One of the scribes came near and heard them disputing with one another, and seeing that he answered them well, he
asked him, "Which commandment is the first of all?"
Jesus answered, "The first is, Hear, O Israel: the Lord our God,
the Lord is one; 30 you shall love the Lord your God with all your heart, and with all your soul, and with all your mind,
and with all your strength. The second is this, You shall love your neighbor as yourself. There is no other commandment greater
Then the scribe said to him, "You are right, Teacher; you have truly said that he is one, and besides
him there is no other; and to love him with all the heart, and with all the understanding, and with all the strength, and
to love ones neighbor as oneself,--this is much more important than all whole burnt offerings and sacrifices."

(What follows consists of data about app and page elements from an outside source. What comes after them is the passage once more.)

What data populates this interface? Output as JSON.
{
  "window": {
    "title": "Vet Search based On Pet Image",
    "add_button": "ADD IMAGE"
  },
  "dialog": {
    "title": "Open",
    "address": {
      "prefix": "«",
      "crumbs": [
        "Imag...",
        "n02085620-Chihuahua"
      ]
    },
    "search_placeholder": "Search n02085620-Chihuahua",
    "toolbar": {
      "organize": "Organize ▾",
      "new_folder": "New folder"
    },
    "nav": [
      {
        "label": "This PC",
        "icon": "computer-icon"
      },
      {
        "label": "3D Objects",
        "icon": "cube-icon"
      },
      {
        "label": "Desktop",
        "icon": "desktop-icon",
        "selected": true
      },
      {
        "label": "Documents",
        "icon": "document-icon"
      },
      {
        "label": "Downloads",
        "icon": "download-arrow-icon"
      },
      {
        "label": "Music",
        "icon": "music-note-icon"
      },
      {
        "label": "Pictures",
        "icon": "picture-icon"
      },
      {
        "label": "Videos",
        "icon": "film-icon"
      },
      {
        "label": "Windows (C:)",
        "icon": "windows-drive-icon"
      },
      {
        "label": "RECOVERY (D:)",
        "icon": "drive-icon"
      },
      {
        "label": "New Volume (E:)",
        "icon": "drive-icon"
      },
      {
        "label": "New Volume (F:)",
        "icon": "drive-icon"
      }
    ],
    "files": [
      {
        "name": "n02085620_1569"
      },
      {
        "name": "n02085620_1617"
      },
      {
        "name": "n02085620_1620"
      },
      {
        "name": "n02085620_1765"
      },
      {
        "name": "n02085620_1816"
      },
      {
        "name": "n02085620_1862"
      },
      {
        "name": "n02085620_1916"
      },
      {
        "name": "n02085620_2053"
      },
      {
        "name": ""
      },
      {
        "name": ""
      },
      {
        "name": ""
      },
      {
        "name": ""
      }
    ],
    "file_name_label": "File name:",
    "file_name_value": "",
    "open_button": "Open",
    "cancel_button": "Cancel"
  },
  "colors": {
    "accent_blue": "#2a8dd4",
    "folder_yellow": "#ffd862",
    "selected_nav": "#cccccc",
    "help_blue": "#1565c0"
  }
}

Jesus saw that he answered wisely, he said to him, "You are not far from the kingdom of God."
There is no other commandment
greater than these. Love God with all we have. And love our neighbors all of them regardless of race, color, religion, gender,
or sexual orientation; love them like ourselves.
At the Reverend Stan Ramsey's funeral yesterday a senior priest and
I talked about how the Church has faced up to similar crises: the ordination of women -- Fort Worth, Eau Claire, Dallas, and
a few other dioceses still haven't gotten aboard, but they've stayed in the Church. And especially the difficulty with the
new 1979 Prayer Book which did lead to a schism. In fact here in this parish about 18 years ago, in the middle of a stormy
vestry meeting about using it here, the senior warden got up and stormed out, taking several vestry persons and some others
with him. They not only left the parish, they left the Church.
The senior priest told me that he had had several stormy
vestry meetings in his northern Virginia parish. At the last and stormiest, the issue was settled when his matriarch stood
up and demanded that everyone listen to what she had to say. And she said this: "No matter what Prayer Book we use, nothing,
absolutely nothing will keep me from Jesus!"
As I thought about these things and the debate over General Convention,
I thought about all the good things in mission and outreach we do here for our neighbors in our volunteer work lists so lengthy
that I'm bound to leave several out and the mission teams from Richmond who came here and gave significant help to our neighbors
in Lancaster, Northumberland, and Matthews Counties, laboring in the heat to build wheelchair ramps and paint houses. About
twenty of them in all. And I wondered what we could accomplish for our neighbors if all the time and energy spent in these
debates at General Convention and afterward could have been focused on the main thing.
And so like the coaches of
my youth, I thought "Let's keep our eyes on Jesus and our minds on mission and everything else begins to seem insignificant."
Let's keep our eyes on Jesus and our minds on mission and we, too, might be not far from the kingdom of God.
* "Stir what you got" from an InterNet source